Using the CreateSqlStringAccessor Method

Alternatively, you can use the CreateSqlStringAccessor method of the Database class to generate SqlStringAccessor instances. These methods do not require you to specify the database you want to use (they use the current Database instance). The simplest overload takes just the SQL statement, accepts no parameters, and uses default row mappings. Other overloads allow you to specify the parameter mappings and row or result set mappings you require.

The following code shows some examples of how you can create a new SqlStringAccessor instance. It assumes that you have defined the Customer type elsewhere, and you have resolved an instance of the Database class you want to use and stored it in the variable named db.

// Specify the SQL statement
string sql = "SELECT CustomerName, Address, Phone FROM Customers "
           + "WHERE CustomerID=@CustomerID";

// Create a SQL string accessor that uses the default output mappings
var accessor = db.CreateSqlStringAccessor<Customer>(sql);

// Use a custom parameter mapper and the default output mappings
IParameterMapper paramMapper = new YourCustomParameterMapper();
var accessor = db.CreateSqlStringAccessor<Customer>(sql, paramMapper);

// Use a custom output mapper
IRowMapper<Customer> rowMapper = MapBuilder<Customer>.MapAllProperties() 
                                .MapByName(x => x.CustomerName)
                                .DoNotMap (x => x.Orders)
                                .Build();
var accessor = db.CreateSqlStringAccessor<Customer>(sql, rowMapper);

// Use a custom parameter mapper and a custom output mapper
var accessor = db.CreateSqlStringAccessor<Customer>(sql, paramMapper, rowMapper);

You can also create a new SqlStringAccessor instance using dependency injection techniques. For more information, see Additional Information for Accessors and Client-side Queries.

Using a SqlStringAccessor

After you create a SqlStringAccessor, you can execute it and pass in any parameters required by the query, as shown here.

var results = accessor.Execute(2010, "WA", true); 

The only time that you need to use a custom parameter mapper is when you require some special processing, such as data type conversion. For more information, see the section "Creating Custom Parameter Mappers" in the topic Defining Parameter Mappers.

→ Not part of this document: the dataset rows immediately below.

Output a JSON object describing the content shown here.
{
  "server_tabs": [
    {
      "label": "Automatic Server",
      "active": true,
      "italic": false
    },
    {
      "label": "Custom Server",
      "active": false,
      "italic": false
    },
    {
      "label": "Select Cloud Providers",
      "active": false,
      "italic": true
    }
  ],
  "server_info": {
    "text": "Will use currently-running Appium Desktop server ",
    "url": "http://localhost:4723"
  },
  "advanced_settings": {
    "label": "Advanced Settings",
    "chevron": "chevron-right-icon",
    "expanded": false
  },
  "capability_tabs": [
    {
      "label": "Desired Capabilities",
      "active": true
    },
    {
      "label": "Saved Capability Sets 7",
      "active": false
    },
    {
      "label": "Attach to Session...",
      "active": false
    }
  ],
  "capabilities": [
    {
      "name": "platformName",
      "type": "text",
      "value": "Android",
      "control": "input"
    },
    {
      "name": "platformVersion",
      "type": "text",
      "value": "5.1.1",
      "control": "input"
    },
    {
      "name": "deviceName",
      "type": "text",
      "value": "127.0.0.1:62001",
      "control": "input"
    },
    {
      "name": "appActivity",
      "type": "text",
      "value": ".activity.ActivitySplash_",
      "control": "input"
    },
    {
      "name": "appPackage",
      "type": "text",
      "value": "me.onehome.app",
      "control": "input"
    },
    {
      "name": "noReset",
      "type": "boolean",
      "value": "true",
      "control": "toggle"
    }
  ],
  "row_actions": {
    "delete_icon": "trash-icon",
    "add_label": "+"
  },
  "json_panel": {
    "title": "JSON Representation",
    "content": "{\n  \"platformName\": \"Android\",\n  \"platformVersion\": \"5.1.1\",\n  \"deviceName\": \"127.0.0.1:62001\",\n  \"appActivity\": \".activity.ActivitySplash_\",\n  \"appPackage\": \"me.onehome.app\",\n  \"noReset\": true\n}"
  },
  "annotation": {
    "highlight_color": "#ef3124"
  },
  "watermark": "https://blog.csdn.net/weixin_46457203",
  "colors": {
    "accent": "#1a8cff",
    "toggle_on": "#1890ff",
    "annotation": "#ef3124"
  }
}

For information about how you can use the result set returned by the Execute method, see Additional Information for Accessors and Client-side Queries.


Show: